**Goal of the exercise:**
The answer must consist of each line below that holds the word "JSON", copied as it stands.

*** Opening of Source material ***

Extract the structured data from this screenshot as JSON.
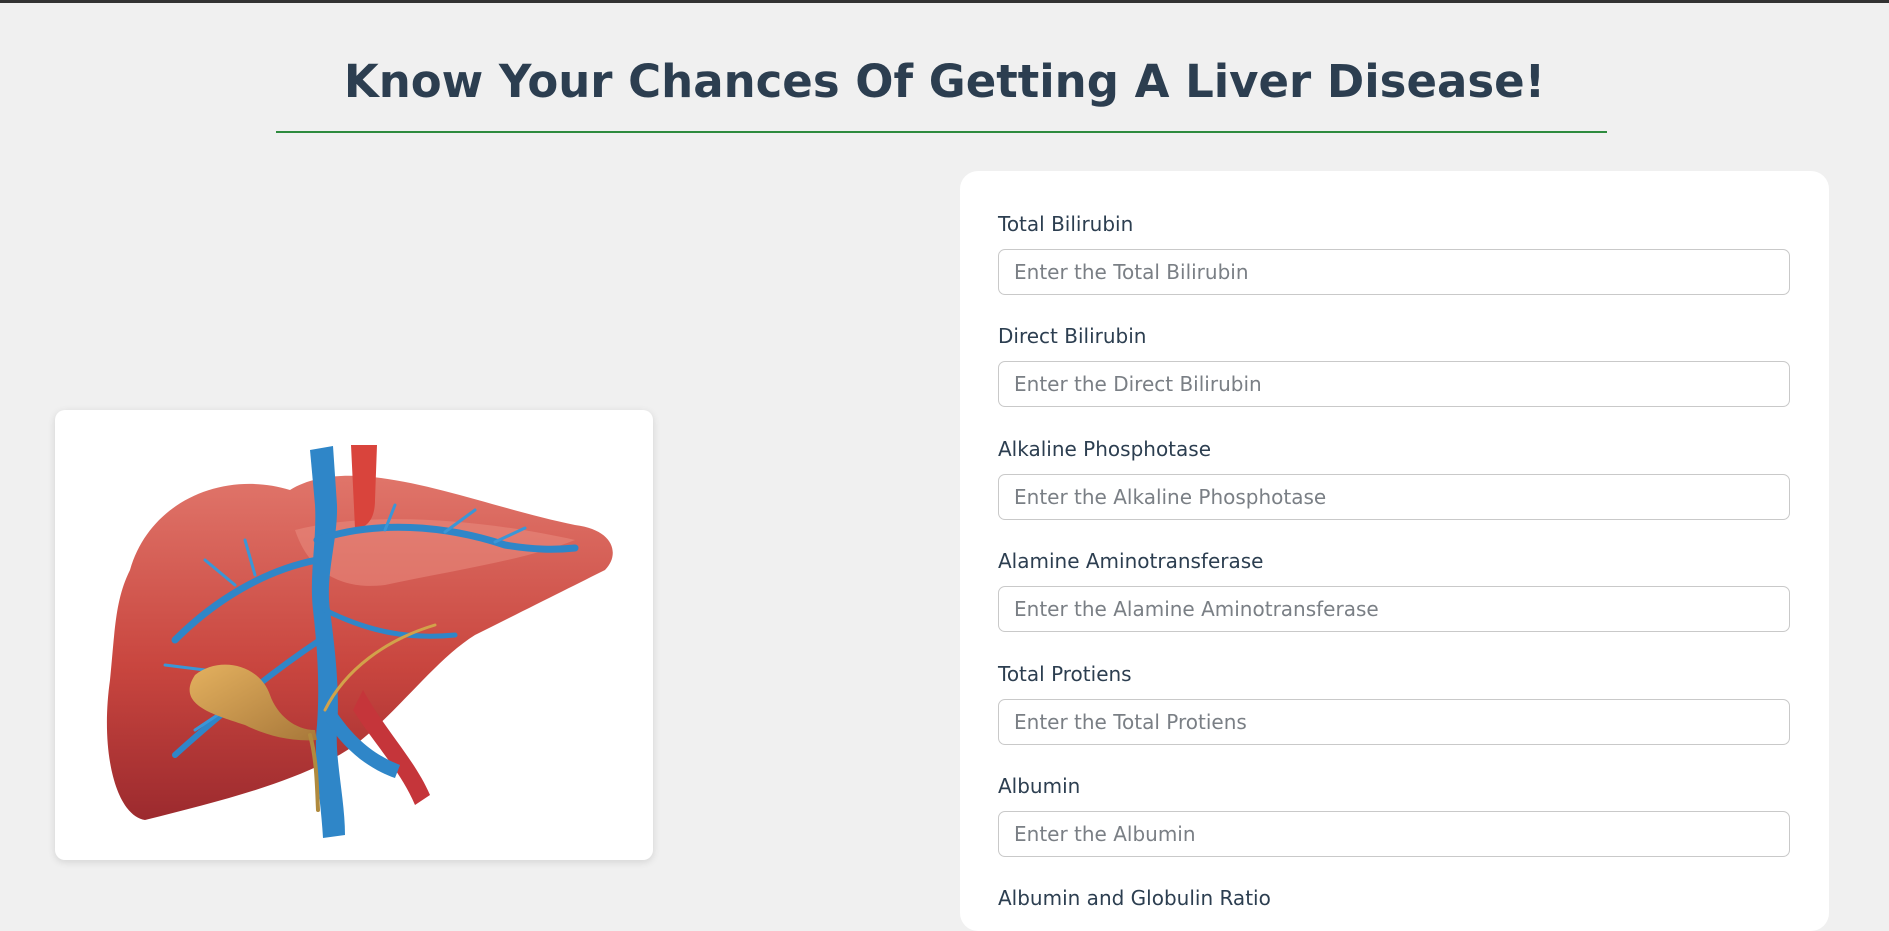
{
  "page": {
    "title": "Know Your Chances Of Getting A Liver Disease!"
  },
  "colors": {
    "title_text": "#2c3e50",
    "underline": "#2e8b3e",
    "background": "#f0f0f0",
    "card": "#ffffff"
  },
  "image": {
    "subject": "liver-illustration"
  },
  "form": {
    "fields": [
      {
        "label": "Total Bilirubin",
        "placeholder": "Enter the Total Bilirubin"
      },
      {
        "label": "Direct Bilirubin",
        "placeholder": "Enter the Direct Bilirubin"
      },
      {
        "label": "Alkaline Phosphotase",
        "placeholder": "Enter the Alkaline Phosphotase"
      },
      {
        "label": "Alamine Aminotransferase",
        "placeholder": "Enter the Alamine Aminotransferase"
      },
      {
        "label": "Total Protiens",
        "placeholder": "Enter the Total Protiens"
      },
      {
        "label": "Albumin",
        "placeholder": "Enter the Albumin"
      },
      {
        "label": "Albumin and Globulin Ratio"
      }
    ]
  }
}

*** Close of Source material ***
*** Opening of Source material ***

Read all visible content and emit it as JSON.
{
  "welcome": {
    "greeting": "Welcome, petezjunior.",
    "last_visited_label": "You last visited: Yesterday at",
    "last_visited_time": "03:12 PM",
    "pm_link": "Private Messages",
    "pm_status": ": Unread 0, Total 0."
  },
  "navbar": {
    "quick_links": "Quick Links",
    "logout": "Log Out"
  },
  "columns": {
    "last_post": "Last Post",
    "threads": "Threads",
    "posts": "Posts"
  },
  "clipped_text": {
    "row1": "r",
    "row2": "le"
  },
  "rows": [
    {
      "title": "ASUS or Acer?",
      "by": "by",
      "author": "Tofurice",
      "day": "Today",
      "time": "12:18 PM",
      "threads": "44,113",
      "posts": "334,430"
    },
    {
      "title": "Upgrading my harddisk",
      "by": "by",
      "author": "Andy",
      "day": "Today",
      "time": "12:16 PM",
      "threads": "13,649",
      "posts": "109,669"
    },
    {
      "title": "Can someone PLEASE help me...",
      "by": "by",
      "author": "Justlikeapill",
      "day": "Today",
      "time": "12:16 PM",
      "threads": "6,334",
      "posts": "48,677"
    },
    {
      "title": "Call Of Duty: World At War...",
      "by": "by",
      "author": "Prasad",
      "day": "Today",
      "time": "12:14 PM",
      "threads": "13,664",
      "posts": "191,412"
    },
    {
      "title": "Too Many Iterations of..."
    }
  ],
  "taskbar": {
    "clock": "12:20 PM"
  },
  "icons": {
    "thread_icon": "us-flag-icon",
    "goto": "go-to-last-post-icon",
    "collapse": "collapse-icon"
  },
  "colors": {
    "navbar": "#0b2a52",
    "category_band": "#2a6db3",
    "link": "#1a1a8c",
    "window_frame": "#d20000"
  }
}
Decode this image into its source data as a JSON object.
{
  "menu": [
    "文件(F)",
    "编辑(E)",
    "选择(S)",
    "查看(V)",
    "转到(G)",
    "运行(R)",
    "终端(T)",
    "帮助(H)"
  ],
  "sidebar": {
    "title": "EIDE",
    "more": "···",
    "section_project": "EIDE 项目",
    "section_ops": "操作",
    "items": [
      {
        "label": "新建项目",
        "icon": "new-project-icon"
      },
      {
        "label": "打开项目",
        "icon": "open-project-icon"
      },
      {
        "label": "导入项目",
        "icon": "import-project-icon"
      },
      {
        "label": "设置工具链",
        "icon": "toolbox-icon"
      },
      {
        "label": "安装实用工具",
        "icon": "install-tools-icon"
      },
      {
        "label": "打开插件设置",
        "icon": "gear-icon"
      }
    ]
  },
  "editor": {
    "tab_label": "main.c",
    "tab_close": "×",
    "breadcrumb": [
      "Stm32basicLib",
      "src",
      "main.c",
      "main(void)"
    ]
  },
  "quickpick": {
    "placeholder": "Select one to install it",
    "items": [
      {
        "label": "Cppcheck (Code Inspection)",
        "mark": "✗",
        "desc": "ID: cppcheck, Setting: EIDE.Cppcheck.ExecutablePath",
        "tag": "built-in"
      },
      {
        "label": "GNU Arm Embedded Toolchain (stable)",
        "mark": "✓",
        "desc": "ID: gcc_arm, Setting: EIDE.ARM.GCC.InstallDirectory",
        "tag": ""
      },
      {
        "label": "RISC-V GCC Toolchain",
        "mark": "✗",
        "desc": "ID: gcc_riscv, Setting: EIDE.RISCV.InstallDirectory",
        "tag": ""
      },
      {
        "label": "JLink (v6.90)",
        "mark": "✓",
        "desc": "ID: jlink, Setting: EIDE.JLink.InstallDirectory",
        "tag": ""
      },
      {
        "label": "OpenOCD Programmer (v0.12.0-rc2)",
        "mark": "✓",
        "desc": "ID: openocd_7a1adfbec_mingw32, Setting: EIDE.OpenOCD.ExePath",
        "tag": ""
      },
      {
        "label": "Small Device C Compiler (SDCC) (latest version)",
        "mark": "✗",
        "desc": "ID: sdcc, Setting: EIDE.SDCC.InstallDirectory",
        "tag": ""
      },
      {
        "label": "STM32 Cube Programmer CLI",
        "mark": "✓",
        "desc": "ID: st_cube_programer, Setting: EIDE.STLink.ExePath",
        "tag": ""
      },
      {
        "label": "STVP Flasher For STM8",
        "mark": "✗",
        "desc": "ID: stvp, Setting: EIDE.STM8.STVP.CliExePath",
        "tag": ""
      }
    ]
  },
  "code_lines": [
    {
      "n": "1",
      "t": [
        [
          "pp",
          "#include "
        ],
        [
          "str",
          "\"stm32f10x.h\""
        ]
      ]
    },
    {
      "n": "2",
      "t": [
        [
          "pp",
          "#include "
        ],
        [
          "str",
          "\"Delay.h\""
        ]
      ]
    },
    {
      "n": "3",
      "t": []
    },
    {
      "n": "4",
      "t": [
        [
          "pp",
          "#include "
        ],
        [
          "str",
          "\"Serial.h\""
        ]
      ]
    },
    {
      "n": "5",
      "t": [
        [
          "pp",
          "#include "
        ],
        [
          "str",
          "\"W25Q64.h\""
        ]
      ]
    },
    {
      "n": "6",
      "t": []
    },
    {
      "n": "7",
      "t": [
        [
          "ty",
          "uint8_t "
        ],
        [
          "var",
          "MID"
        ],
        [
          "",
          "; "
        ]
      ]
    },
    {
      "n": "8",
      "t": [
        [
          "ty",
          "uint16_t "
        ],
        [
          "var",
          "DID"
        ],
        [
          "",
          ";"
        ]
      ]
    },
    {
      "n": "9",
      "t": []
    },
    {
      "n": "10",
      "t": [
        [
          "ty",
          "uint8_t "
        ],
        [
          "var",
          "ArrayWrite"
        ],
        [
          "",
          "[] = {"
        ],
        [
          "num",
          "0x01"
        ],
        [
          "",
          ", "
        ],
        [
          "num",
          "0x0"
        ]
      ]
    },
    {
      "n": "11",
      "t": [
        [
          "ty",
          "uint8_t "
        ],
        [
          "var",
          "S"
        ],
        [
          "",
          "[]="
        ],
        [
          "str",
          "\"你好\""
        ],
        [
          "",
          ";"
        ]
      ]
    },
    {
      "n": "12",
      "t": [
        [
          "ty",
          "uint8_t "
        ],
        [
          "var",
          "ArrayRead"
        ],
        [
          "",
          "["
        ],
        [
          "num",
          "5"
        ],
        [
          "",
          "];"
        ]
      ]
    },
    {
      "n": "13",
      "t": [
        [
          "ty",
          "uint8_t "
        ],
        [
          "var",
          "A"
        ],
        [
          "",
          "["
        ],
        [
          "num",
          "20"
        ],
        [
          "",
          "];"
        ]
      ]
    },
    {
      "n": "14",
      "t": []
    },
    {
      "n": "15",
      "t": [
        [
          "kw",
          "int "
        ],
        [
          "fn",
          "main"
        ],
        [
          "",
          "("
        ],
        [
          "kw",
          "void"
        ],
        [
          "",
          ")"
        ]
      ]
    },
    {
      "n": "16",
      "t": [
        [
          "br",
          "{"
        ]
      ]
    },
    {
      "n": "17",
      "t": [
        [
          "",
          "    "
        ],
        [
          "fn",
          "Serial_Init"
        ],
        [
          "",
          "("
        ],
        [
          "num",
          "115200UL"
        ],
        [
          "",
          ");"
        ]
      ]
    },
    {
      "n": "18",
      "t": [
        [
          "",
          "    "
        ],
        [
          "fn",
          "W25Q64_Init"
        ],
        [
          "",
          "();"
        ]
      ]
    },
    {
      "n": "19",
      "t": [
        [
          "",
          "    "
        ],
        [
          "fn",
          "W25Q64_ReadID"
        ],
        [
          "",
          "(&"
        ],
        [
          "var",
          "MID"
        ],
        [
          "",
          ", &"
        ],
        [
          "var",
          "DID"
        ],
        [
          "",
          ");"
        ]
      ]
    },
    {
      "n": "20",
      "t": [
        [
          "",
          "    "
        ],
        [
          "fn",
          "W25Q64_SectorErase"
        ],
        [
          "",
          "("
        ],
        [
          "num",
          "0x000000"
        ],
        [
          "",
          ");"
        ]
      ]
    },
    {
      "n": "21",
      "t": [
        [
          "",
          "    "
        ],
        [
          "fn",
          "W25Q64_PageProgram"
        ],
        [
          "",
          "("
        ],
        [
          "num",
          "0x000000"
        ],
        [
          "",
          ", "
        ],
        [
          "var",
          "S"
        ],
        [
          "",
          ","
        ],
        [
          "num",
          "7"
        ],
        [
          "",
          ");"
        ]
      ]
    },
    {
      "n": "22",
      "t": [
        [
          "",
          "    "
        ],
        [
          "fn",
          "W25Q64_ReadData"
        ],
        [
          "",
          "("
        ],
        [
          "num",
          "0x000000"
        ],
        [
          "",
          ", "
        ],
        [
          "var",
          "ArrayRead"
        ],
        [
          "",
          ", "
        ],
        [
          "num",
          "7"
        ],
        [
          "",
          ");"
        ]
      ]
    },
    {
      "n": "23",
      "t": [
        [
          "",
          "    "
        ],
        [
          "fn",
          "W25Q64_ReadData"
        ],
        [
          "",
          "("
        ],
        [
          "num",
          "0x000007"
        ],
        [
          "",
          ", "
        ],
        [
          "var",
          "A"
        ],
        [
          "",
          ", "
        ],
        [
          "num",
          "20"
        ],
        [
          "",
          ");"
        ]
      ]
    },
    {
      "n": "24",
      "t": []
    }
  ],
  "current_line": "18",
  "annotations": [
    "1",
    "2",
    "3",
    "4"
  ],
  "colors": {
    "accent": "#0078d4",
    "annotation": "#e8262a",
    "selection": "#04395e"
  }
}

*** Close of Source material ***

**Result for this exercise:**
Extract the structured data from this screenshot as JSON.
Read all visible content and emit it as JSON.
Decode this image into its source data as a JSON object.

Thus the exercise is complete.